Exploring Pine.blog

I’d noticed Pine.blog before at a previous IndieWebCamp, but not had time to delve into it very deeply. Seeing some of what Brian Schrader has been working on while following IndieWebCamp Austin remotely this weekend has reminded about the project. As a result, I’ve been spending some time tonight to check out some of the functionality that it’s offering. In part, I’m curious how similar, or not, it is to what Micro.blog is offering specifically with respect to the idea of IndieWeb as a Service which I’ve recently begun documenting. It’s always great to see the growing diversity and plurality of solutions in the space.

My brief prior experience with the platform was simply adding my website to their discovery service. Tonight I’ve found that Pine.blog has got a very pretty little feed reader experience with some fun discovery functionality. You can apparently create multiple timelines to follow content, but one needs a paid account for more than one timeline. It allows both following sites as well as recommending them to others. It also appears that Brian is supporting the rel=”payment” microformat as I see at least one feed that has a “$ Support” button in the Pine.blog interface to allow me to go to the site’s payment page to support it. I think this may be one of the first times I’ve seen this functionality in an app in the wild outside of the Overcast podcast app which added it a couple of years ago.

It has webmention support, so I can “like” things within the reader and notify others. Without a paid account I don’t see the ability to reply to or mention other sites though. It also looks like it allows for import/export of OPML too, though I haven’t tried it out yet–I can only test drive so many feed readers at a time and Indigenous is taking up all of my bandwidth at present.

I do wonder a bit about potentially importing/exporting my content if I were to go all-in on Pine.blog. I’d bet the idea is on the product map, but that’s a huge bit of work to build without a paid user base to support it. I’d personally want at least an export function if I were to change over, though I’m more likely to want to dovetail my own site with it much the way I’m currently doing with Micro.blog.
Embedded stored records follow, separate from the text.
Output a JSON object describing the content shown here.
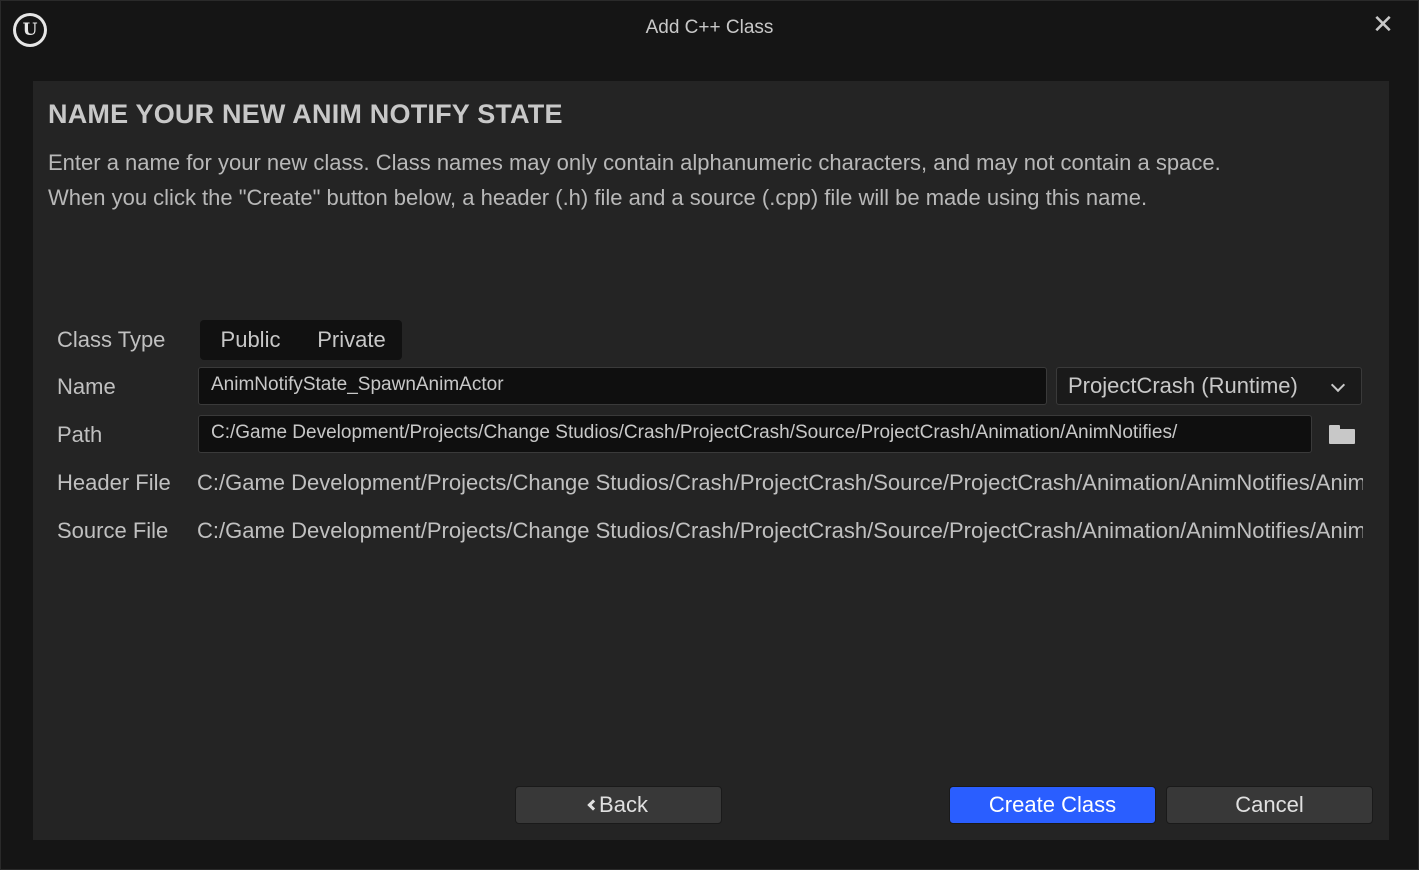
{
  "window": {
    "title": "Add C++ Class",
    "logo_text": "U",
    "close_label": "✕"
  },
  "panel": {
    "heading": "NAME YOUR NEW ANIM NOTIFY STATE",
    "description_line1": "Enter a name for your new class. Class names may only contain alphanumeric characters, and may not contain a space.",
    "description_line2": "When you click the \"Create\" button below, a header (.h) file and a source (.cpp) file will be made using this name."
  },
  "form": {
    "class_type": {
      "label": "Class Type",
      "options": [
        "Public",
        "Private"
      ]
    },
    "name": {
      "label": "Name",
      "value": "AnimNotifyState_SpawnAnimActor",
      "module": "ProjectCrash (Runtime)"
    },
    "path": {
      "label": "Path",
      "value": "C:/Game Development/Projects/Change Studios/Crash/ProjectCrash/Source/ProjectCrash/Animation/AnimNotifies/",
      "browse_icon": "folder-icon"
    },
    "header_file": {
      "label": "Header File",
      "value": "C:/Game Development/Projects/Change Studios/Crash/ProjectCrash/Source/ProjectCrash/Animation/AnimNotifies/AnimNotifyState_SpawnAnimActor.h"
    },
    "source_file": {
      "label": "Source File",
      "value": "C:/Game Development/Projects/Change Studios/Crash/ProjectCrash/Source/ProjectCrash/Animation/AnimNotifies/AnimNotifyState_SpawnAnimActor.cpp"
    }
  },
  "buttons": {
    "back": "Back",
    "create": "Create Class",
    "cancel": "Cancel"
  },
  "colors": {
    "accent": "#2a5eff",
    "panel_bg": "#242424",
    "window_bg": "#151515"
  }
}
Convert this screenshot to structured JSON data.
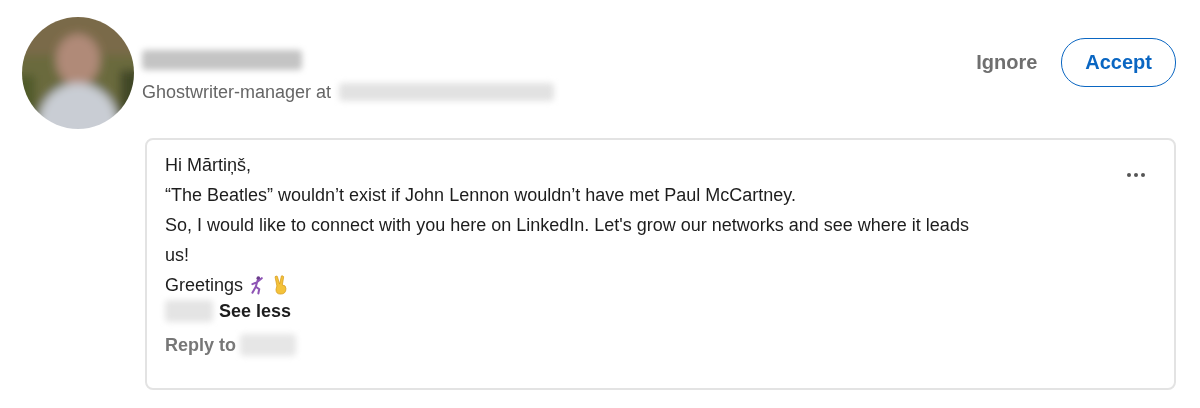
{
  "sender": {
    "headline_prefix": "Ghostwriter-manager at"
  },
  "actions": [
    {
      "label": "Ignore",
      "kind": "text"
    },
    {
      "label": "Accept",
      "kind": "outlined"
    }
  ],
  "message": {
    "lines": [
      "Hi Mārtiņš,",
      "“The Beatles” wouldn’t exist if John Lennon wouldn’t have met Paul McCartney.",
      "So, I would like to connect with you here on LinkedIn. Let's grow our networks and see where it leads us!"
    ],
    "closing": "Greetings",
    "toggle": "See less",
    "reply_prefix": "Reply to"
  }
}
It looks like it should be able to post to my website, but I’m finding the “publish” and “preview” buttons don’t work–perhaps I need a paid account for this functionality? Of course, I only see UI to provide pine.blog with my URL and my account name, but it hasn’t authenticated using a password or other method, so perhaps that portion isn’t finished? I’ll circle back around to it later when I do a free trial. I do notice that Brian, the developer of the project, has an account on pine.blog which is mirrored on one of his subdomains running WordPress. Quirkily I’ve noticed that the header on his main website changes to alternately serve the pine.blog version and the WordPress version!

More to come as I continue exploring… Later on I’ll take a look at some of their paid functionality, but for now, it’s a pretty compelling set of features and some well-laid out user interface to start. I look forward to seeing how it continues to evolve.
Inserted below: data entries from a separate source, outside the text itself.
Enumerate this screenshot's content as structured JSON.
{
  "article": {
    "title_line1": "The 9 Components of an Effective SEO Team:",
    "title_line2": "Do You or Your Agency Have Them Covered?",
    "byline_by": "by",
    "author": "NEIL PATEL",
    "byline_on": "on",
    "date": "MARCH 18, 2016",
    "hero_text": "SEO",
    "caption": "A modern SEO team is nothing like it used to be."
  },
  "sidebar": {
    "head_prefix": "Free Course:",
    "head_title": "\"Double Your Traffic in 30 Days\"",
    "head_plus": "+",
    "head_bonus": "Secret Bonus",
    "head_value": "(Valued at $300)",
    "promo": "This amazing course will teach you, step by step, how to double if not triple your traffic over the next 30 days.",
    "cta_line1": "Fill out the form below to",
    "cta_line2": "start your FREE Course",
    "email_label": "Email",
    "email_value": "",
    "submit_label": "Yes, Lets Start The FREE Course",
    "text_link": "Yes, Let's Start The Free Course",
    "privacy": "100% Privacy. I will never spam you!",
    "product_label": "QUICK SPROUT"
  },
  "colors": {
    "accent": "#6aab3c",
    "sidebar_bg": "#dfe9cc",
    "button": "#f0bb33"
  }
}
Read Roadmap (Pine.blog Knowledge Base)
There's so many great features planned for Pine.blog, but I've compiled a list of the big ones here. Features might be released out of order, but I've tried to keep them, roughly, in the order I intend on releasing them. Keep in mind, this list is not static. Features may be added/removed at any time.
Read What you get with Pine.blog (pine.blog)

By signing up for Pine.blog you'll have access to a new kind of social network. Pine.blog combines a blogging app with a feed reader that's jam-packed with cool features.

  • A fast and beautiful timeline of posts from sites and people you follow! Keep up with the news and the people you care about in real-time!
  • Follow unlimited sites and users easily. Just search for them in the Pine.blog index and click Follow, or add a site manually using it's feed URL.
  • Save posts as favorites. Keep track of interesting posts from anyone you follow by favoriting them.
  • Post to your own site with Pine using the built-in Wordpress integration. Simply add your site in your account settings!
  • Discover new, awesome people and sites to follow using Pine's built-in search engine.
  • Import subscriptions from other services using Pine's OPML import!
  • Use Pine from the web, an iPhone, or iPad via the Universal iOS app!
  • With Pine you can follow almost anything. Just copy the URL from the page and follow it using either the app or the web!
Read Webmentions (pine.blog)
What are Webmentions? Webmentions are a technology that allows people who use Pine.blog or another compatible platform (i.e. Wordpress, Blogger, Micro.blog, Mastodon, etc) to like, comment on, and reply to each others posts, even across platforms. Think of it like being able to like a photo from Instagram on Twitter.
Followed Brian Schrader (brianschrader.com)

Brian Schrader headshot

My name is Brian Schrader. I'm an independent software developer living in San Diego, CA. This site is my little home on the internet where I go on (and on) about things that are important to me.

I own and run SkyRocket Software, my indie software company, where I make things some people like. I'm also a co-founder of Adventurer's Codex, a tool for enhancing and tracking D&D games. And I'm the lead singer, song-writer, and

Separate microblog at https://microblog.brianschrader.com